__What to produce__
From the records below, find each line with the string "page" and copy it.

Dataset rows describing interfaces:
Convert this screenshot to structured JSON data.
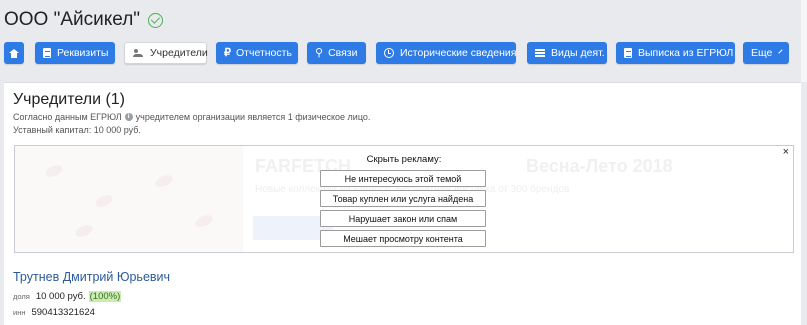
{
  "company": {
    "title": "ООО \"Айсикел\"",
    "verified_icon": "check-circle-icon"
  },
  "toolbar": {
    "home_icon": "home-icon",
    "buttons": [
      {
        "label": "Реквизиты",
        "icon": "document-icon"
      },
      {
        "label": "Учредители",
        "icon": "users-icon",
        "active": true
      },
      {
        "label": "Отчетность",
        "icon": "ruble-icon"
      },
      {
        "label": "Связи",
        "icon": "link-icon"
      },
      {
        "label": "Исторические сведения",
        "icon": "history-icon"
      },
      {
        "label": "Виды деят.",
        "icon": "list-icon"
      },
      {
        "label": "Выписка из ЕГРЮЛ",
        "icon": "document-icon"
      },
      {
        "label": "Еще",
        "icon": "chevron-down-icon"
      }
    ]
  },
  "founders": {
    "title": "Учредители (1)",
    "source_prefix": "Согласно данным ЕГРЮЛ",
    "source_suffix": "учредителем организации является 1 физическое лицо.",
    "capital": "Уставный капитал: 10 000 руб."
  },
  "ad": {
    "close_symbol": "×",
    "hide_label": "Скрыть рекламу:",
    "options": [
      "Не интересуюсь этой темой",
      "Товар куплен или услуга найдена",
      "Нарушает закон или спам",
      "Мешает просмотру контента"
    ],
    "background_title": "FARFETCH",
    "background_title_right": "Весна-Лето 2018",
    "background_text": "Новые коллекции на Farfetch. Бесплатная доставка от 300 брендов"
  },
  "person": {
    "name": "Трутнев Дмитрий Юрьевич",
    "share_label": "доля",
    "share_value": "10 000 руб.",
    "share_percent": "(100%)",
    "inn_label": "инн",
    "inn_value": "590413321624"
  }
}
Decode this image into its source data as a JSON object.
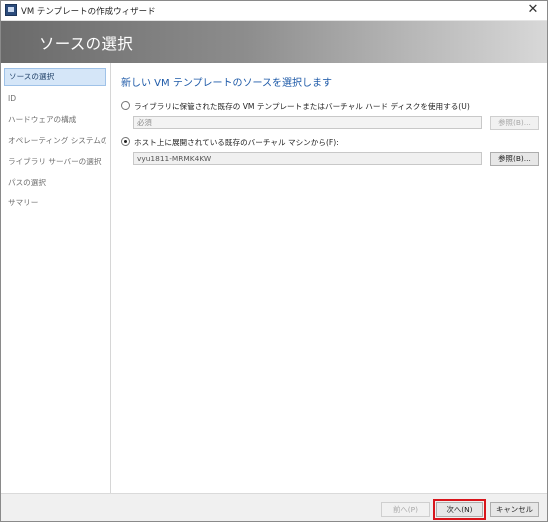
{
  "window": {
    "title": "VM テンプレートの作成ウィザード",
    "close_symbol": "✕"
  },
  "header": {
    "title": "ソースの選択"
  },
  "sidebar": {
    "items": [
      {
        "label": "ソースの選択",
        "active": true
      },
      {
        "label": "ID",
        "active": false
      },
      {
        "label": "ハードウェアの構成",
        "active": false
      },
      {
        "label": "オペレーティング システムの構成",
        "active": false
      },
      {
        "label": "ライブラリ サーバーの選択",
        "active": false
      },
      {
        "label": "パスの選択",
        "active": false
      },
      {
        "label": "サマリー",
        "active": false
      }
    ]
  },
  "main": {
    "heading": "新しい VM テンプレートのソースを選択します",
    "option_library": {
      "label": "ライブラリに保管された既存の VM テンプレートまたはバーチャル ハード ディスクを使用する(U)",
      "checked": false,
      "input_value": "必須",
      "browse_label": "参照(B)..."
    },
    "option_host": {
      "label": "ホスト上に展開されている既存のバーチャル マシンから(F):",
      "checked": true,
      "input_value": "vyu1811-MRMK4KW",
      "browse_label": "参照(B)..."
    }
  },
  "footer": {
    "prev_label": "前へ(P)",
    "next_label": "次へ(N)",
    "cancel_label": "キャンセル",
    "highlight_color": "#d8151b"
  },
  "colors": {
    "accent": "#1e5aa8",
    "nav_active_bg": "#d5e6f8"
  }
}
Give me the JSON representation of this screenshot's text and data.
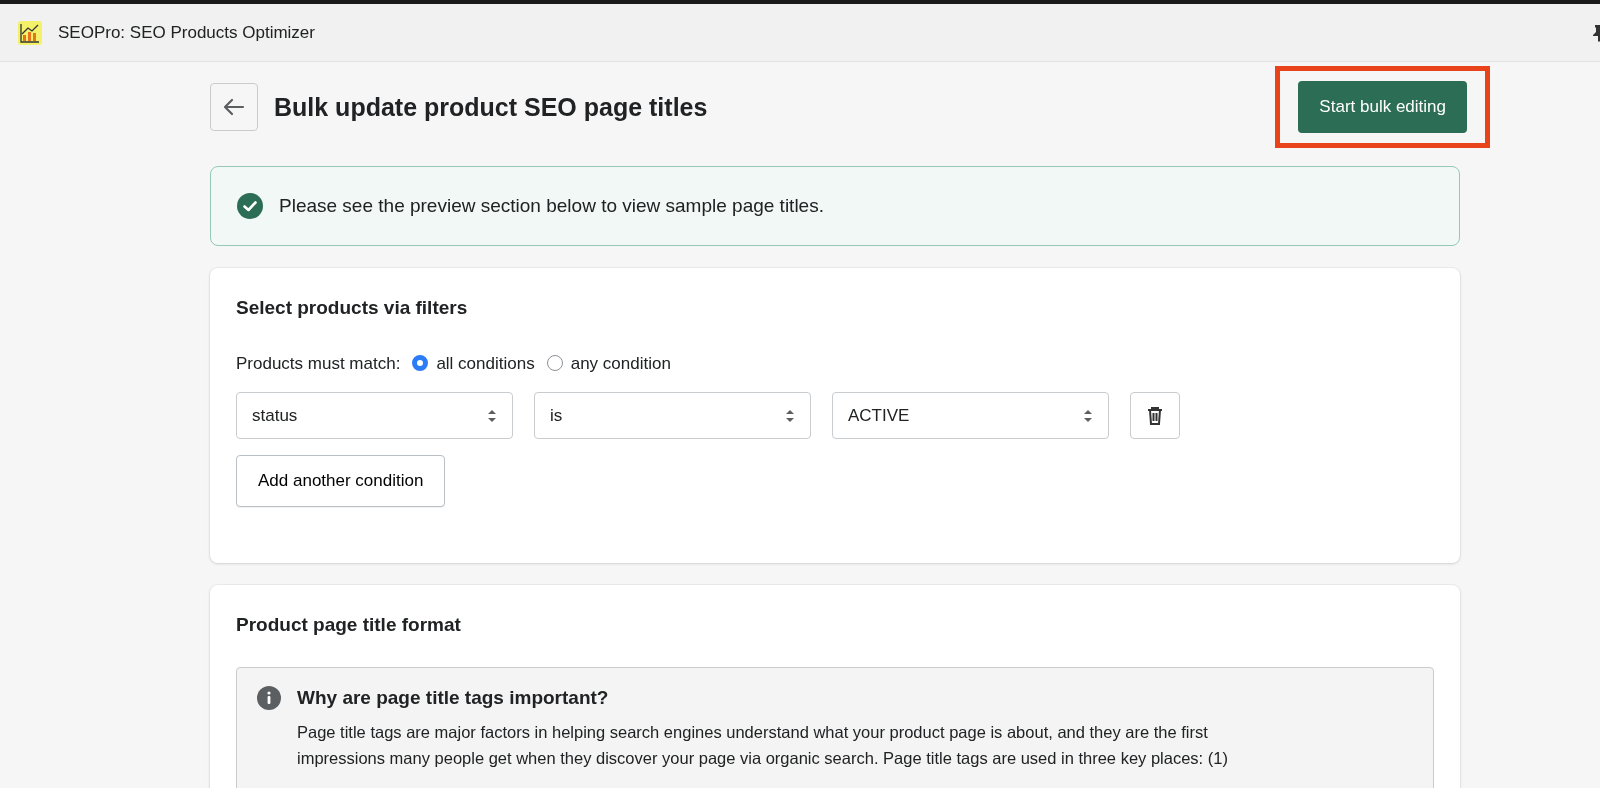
{
  "app_bar": {
    "title": "SEOPro: SEO Products Optimizer"
  },
  "page": {
    "title": "Bulk update product SEO page titles",
    "primary_action": {
      "label": "Start bulk editing",
      "highlighted": true
    }
  },
  "banner": {
    "kind": "success",
    "message": "Please see the preview section below to view sample page titles."
  },
  "filters": {
    "title": "Select products via filters",
    "match_label": "Products must match:",
    "match_options": [
      {
        "label": "all conditions",
        "selected": true
      },
      {
        "label": "any condition",
        "selected": false
      }
    ],
    "conditions": [
      {
        "field": "status",
        "operator": "is",
        "value": "ACTIVE"
      }
    ],
    "add_button": "Add another condition"
  },
  "title_format": {
    "title": "Product page title format",
    "info": {
      "heading": "Why are page title tags important?",
      "lines": [
        "Page title tags are major factors in helping search engines understand what your product page is about, and they are the first",
        "impressions many people get when they discover your page via organic search. Page title tags are used in three key places: (1)"
      ]
    }
  }
}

__Your solution__
  "page": {
    "title": "Bulk update product SEO page titles",
    "message": "Please see the preview section below to view sample page titles."
    "title": "Product page title format",
      "heading": "Why are page title tags important?",
        "Page title tags are major factors in helping search engines understand what your product page is about, and they are the first",
        "impressions many people get when they discover your page via organic search. Page title tags are used in three key places: (1)"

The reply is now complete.